  4. MikeM says:

    On the surface Raul is correct however search visionaries are thinking floors above the surface.
    One day personal search results will be refined to exacting results.
    Somewhere at the end of a dark hallway at IBM, Google or FAST are groups working on just that.

  5. Tom Olgin says:

    Personalization can produce better search results. I recall reading an CACM article on personalization from some folks at PARC that showed encouraging results, despite the challenges posed by Raul.

    Just because it is a difficult problem, does not mean it is not worth pursuing. In fact, just the opposite is true – the harder the problem the more value is created in the market by solving it.

  6. For the casual surfer the advanced Search Features may be too esoteric, they have just began replacing one and two keyword queries with three and four keywords, many do not even use the local search (they just add the city or state in the keyphrase query)

    The Yahoo Mindset is a good compromise between General Personalize search and the specific personalized search.

    If someone is doing an ongoing project on Google – it may be efficient for them to have their search proclivities default to a certain theme.

    However, since personalized search is often an opt-in feature, it does allow those who want to turn it on or off to do so.

    Click tracking can also be an asset when calculating the proclivities of a searcher.

    But like everything, we are at the dawn of this techology – it will evolve and refine itself in the upcoming years.

  7. Mark Harwood says:

    Great article. I also prefer the approach of adding search criteria explicitly rather than implicitly.
    I would much rather deal with an engine like Vivisimo that at least attempted a conversation with me but sometimes made strange suggestions than deal with a “black-box” engine which silently records what it interprets as my preferences and makes little or no attempt to articulate them.

  8. HE says correct.

    But think is marketing View point. Narioki kanus. Delighters way. Here after people doesnt use or beneffit from the services every once in a while google has to role out some thing. To delight people.

    Why cherry coke , Vanilla coke and all. Do you know how many percentage of people drink that. Amazingly low.But just to make people think that they are deligheters . I mean some thing new everytime. We are going to see more of this any way ..


  9. gary price says:

    Another excellent paper that Raul wrote a few years ago is titled, “Needed: A More Selective Ignorance.”

    Bottom Line:
    “A discriminating ignorance is bliss.”

    I would also agree with the comment about Yahoo Mindset. The technology and concept is perhaps better seen with Yahoo’s Smart Sort.

  10. Will Gaus says:

    I enjoyed reading the article and agree with Raul. Perhaps we don’t need personalization. Rather, lets focus on the masses. I think the value add comes in to play when you can impact my results based on what others using the same and like search terms have been clicking through. No, I don’t want my results manipulated by what the masses are doing, but lets face it the study of sociology indicates that human behavior is easy to predict when you look at the masses.
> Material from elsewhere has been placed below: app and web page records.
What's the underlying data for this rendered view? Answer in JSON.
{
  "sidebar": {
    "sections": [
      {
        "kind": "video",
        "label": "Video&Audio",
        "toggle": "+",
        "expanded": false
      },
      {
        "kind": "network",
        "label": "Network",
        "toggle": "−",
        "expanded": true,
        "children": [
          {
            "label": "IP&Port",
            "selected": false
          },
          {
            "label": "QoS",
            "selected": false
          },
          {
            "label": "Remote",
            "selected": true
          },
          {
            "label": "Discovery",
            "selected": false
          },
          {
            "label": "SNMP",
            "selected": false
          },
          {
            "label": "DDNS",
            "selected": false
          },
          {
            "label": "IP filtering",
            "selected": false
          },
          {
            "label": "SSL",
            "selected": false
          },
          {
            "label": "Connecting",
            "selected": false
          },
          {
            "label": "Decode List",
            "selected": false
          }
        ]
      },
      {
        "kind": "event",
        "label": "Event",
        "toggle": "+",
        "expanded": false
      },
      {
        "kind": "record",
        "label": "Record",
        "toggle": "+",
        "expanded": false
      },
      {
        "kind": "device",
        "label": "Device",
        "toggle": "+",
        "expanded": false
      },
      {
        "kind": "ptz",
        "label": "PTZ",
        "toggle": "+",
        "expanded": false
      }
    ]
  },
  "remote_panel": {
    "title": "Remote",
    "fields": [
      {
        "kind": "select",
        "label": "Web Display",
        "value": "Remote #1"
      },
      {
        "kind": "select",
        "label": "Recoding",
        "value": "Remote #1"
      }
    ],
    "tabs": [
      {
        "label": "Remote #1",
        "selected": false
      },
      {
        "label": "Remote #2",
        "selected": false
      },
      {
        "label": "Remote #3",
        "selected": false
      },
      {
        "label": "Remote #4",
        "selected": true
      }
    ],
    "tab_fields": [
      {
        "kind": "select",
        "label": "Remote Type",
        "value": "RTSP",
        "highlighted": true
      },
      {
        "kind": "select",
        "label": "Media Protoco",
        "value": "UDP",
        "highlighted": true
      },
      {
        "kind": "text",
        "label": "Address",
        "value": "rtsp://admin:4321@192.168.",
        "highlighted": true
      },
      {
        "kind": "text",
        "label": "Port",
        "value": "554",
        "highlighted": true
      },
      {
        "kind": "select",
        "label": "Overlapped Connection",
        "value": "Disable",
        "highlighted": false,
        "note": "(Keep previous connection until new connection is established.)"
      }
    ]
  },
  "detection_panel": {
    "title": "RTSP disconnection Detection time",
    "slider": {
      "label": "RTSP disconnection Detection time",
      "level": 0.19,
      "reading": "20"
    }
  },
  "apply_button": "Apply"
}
The reason for this is that we in fact are not that much different from those around us. We think we are, sometimes we really think we are, but we aren’t. Where am I going with this? 999 out of 1000 users a likely the same or very similar to the point that a massive database of search activity or ability to track searches beyond the simple query would likely yield relevant results based on what others have searched for and clicked on. Goes back to John’s idea of ‘The Database of Intentions.’ The concept that I think many are afraid to come to terms with is the idea that if I am searching for something, someone has likely already done the same.

  11. Richard Hall says:

    I disagree with pretty much everything he says. None of the problems he mentions are particularly cumbersome.

    It really comes down to expectations. I don’t think personalised search is going to make search engines right anywhere near 100% of the time, however the incremental improvements will be worthwhile.

  12. fang5 says:

    Let’s people personalize the ways they are personalized.

  13. Brian Turner says:


    5 words:

    “My TiVo thinks I’m gay”